== MATERIAL TO PROCESS ==
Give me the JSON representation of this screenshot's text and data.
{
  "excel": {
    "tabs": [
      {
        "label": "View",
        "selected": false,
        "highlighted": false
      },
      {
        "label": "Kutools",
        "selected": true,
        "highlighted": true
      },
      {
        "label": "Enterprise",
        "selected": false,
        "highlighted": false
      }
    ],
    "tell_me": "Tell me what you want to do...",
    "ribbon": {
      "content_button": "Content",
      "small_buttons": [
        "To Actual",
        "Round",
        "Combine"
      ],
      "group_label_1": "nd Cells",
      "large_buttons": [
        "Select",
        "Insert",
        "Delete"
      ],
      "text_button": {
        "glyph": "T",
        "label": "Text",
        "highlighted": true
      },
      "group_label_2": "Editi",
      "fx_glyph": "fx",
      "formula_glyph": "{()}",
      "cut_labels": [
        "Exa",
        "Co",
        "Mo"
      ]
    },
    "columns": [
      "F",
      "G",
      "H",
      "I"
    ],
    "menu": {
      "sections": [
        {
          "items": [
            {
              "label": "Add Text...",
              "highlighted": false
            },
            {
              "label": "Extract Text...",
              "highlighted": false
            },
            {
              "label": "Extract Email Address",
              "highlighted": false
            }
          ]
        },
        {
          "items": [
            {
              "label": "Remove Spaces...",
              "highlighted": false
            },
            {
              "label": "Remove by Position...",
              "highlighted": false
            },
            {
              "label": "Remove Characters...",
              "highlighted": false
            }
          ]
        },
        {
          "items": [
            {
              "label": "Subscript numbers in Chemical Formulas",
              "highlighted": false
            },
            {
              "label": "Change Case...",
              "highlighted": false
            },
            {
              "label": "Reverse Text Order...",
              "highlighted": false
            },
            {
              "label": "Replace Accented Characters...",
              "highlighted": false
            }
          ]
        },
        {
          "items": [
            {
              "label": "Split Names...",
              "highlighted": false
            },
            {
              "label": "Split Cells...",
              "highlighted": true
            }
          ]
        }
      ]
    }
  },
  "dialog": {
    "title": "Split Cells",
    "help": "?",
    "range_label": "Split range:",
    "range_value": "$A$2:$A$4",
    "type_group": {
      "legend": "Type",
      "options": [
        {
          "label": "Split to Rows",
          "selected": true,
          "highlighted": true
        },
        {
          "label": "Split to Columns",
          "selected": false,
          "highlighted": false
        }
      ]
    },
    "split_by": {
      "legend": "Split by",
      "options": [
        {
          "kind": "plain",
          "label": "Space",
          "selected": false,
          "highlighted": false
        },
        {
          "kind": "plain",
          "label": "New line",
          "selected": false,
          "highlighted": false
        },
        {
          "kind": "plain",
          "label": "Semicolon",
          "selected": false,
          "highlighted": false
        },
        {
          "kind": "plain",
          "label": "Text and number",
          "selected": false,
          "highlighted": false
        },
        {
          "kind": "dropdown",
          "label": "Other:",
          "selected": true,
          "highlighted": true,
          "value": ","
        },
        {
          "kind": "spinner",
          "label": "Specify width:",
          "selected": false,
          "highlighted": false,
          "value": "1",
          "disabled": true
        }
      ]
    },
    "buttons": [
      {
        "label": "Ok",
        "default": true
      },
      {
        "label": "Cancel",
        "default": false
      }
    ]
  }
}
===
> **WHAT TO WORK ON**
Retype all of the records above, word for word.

> **SOLUTION FOR THIS EXERCISE**
Give me the JSON representation of this screenshot's text and data.
{
  "excel": {
    "tabs": [
      {
        "label": "View",
        "selected": false,
        "highlighted": false
      },
      {
        "label": "Kutools",
        "selected": true,
        "highlighted": true
      },
      {
        "label": "Enterprise",
        "selected": false,
        "highlighted": false
      }
    ],
    "tell_me": "Tell me what you want to do...",
    "ribbon": {
      "content_button": "Content",
      "small_buttons": [
        "To Actual",
        "Round",
        "Combine"
      ],
      "group_label_1": "nd Cells",
      "large_buttons": [
        "Select",
        "Insert",
        "Delete"
      ],
      "text_button": {
        "glyph": "T",
        "label": "Text",
        "highlighted": true
      },
      "group_label_2": "Editi",
      "fx_glyph": "fx",
      "formula_glyph": "{()}",
      "cut_labels": [
        "Exa",
        "Co",
        "Mo"
      ]
    },
    "columns": [
      "F",
      "G",
      "H",
      "I"
    ],
    "menu": {
      "sections": [
        {
          "items": [
            {
              "label": "Add Text...",
              "highlighted": false
            },
            {
              "label": "Extract Text...",
              "highlighted": false
            },
            {
              "label": "Extract Email Address",
              "highlighted": false
            }
          ]
        },
        {
          "items": [
            {
              "label": "Remove Spaces...",
              "highlighted": false
            },
            {
              "label": "Remove by Position...",
              "highlighted": false
            },
            {
              "label": "Remove Characters...",
              "highlighted": false
            }
          ]
        },
        {
          "items": [
            {
              "label": "Subscript numbers in Chemical Formulas",
              "highlighted": false
            },
            {
              "label": "Change Case...",
              "highlighted": false
            },
            {
              "label": "Reverse Text Order...",
              "highlighted": false
            },
            {
              "label": "Replace Accented Characters...",
              "highlighted": false
            }
          ]
        },
        {
          "items": [
            {
              "label": "Split Names...",
              "highlighted": false
            },
            {
              "label": "Split Cells...",
              "highlighted": true
            }
          ]
        }
      ]
    }
  },
  "dialog": {
    "title": "Split Cells",
    "help": "?",
    "range_label": "Split range:",
    "range_value": "$A$2:$A$4",
    "type_group": {
      "legend": "Type",
      "options": [
        {
          "label": "Split to Rows",
          "selected": true,
          "highlighted": true
        },
        {
          "label": "Split to Columns",
          "selected": false,
          "highlighted": false
        }
      ]
    },
    "split_by": {
      "legend": "Split by",
      "options": [
        {
          "kind": "plain",
          "label": "Space",
          "selected": false,
          "highlighted": false
        },
        {
          "kind": "plain",
          "label": "New line",
          "selected": false,
          "highlighted": false
        },
        {
          "kind": "plain",
          "label": "Semicolon",
          "selected": false,
          "highlighted": false
        },
        {
          "kind": "plain",
          "label": "Text and number",
          "selected": false,
          "highlighted": false
        },
        {
          "kind": "dropdown",
          "label": "Other:",
          "selected": true,
          "highlighted": true,
          "value": ","
        },
        {
          "kind": "spinner",
          "label": "Specify width:",
          "selected": false,
          "highlighted": false,
          "value": "1",
          "disabled": true
        }
      ]
    },
    "buttons": [
      {
        "label": "Ok",
        "default": true
      },
      {
        "label": "Cancel",
        "default": false
      }
    ]
  }
}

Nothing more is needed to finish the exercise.